A recent wave of tremendous cyber-attacks has proven it is possible to bend, but not shatter the Internet.
It is easy for a virus to take down a website; attack methods known as “distributed denials of service” enable cybercriminals to direct considerable amounts of traffic to a website to overwhelm its servers and render the site unreachable. Government websites, banks and financial exchanges have been commonly targeted venues for distributed denial of service attacks.
However last month, European spam-prevention service Spamhaus was rocked by the largest known cyber-attack in history causing Internet speeds to slow throughout large chunks of Europe. The attackers utilized nearly 100,000 servers to transmit 300 gigabits of traffic per second during the breach. The attack was more than three times larger than the Iranian-sponsored cyber-attacks of September 2012, which impeded access to some American banks’ websites for days.
Yet many experts contend that the entire Internet cannot just be flipped on or off like a simple light switch. “The infrastructure of the Internet is highly robust and designed to guarantee reliable traffic at a high quality of service,” said Dr. Schneck, chief technology officer at Intel’s Internet security division.

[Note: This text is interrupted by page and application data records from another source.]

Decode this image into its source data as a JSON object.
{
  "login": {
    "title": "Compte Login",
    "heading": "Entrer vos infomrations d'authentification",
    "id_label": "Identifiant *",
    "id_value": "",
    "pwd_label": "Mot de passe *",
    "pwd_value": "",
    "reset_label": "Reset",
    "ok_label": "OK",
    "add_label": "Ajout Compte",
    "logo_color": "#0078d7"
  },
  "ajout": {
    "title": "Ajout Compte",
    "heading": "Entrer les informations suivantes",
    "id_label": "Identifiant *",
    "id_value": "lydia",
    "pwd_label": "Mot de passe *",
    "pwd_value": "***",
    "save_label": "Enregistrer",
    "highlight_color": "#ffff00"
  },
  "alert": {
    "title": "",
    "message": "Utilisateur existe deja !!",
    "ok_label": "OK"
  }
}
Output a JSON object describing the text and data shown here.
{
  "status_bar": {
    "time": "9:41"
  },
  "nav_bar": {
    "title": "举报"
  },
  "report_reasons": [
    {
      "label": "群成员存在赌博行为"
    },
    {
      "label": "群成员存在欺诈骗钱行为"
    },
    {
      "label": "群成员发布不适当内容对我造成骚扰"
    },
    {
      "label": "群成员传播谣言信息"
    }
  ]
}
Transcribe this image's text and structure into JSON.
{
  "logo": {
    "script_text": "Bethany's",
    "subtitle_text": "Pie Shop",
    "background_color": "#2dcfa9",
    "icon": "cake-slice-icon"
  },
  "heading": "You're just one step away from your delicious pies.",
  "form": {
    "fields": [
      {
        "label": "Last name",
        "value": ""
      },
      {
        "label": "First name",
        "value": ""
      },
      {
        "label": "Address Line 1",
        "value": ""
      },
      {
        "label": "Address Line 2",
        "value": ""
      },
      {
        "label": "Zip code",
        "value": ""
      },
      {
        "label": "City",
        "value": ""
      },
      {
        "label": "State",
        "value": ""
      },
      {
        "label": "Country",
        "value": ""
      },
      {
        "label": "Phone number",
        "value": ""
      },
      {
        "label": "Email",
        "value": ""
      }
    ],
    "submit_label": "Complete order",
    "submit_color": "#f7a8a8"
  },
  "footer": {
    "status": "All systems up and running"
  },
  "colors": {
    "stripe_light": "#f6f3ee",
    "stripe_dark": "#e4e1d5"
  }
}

Despite the relative ease of taking down individual websites, it would be particularly difficult to sustain a widespread level of attack for a lengthy period of time, let alone a continuous flow of traffic that would exceed the limits of Internet service providers.
The Internet is also too widely distributed to fall victim to a widespread attack. There have numerous occasions when regional access to the Internet was disrupted, either by attacks on vital services, accidental cable cutting, or a government-run utility limiting or shutting off access. Yet the Internet continued to work for billions of people outside of those regions.
In the United States, a number of redundancies are built into the Internet; if one or two avenues are disrupted from your local network to the Internet, you likely won’t even notice a hitch.
Another reason why the Internet is impossible to take down: cyber attackers depend on the Internet to operate. “The Internet is what the attackers need to deliver their attack,” said Gavin Reed, the director of engineering and products for Cisco. “I suppose it is possible for an attack to be large enough to destroy large chunks of the Internet, but we have not seen that happen.”
Only government bodies have the ability to grind the entire Internet to a halt for a sustained period of time. So even as cyber-attacks increase in frequency and size, cyber criminals will never be able to take down the entire Internet.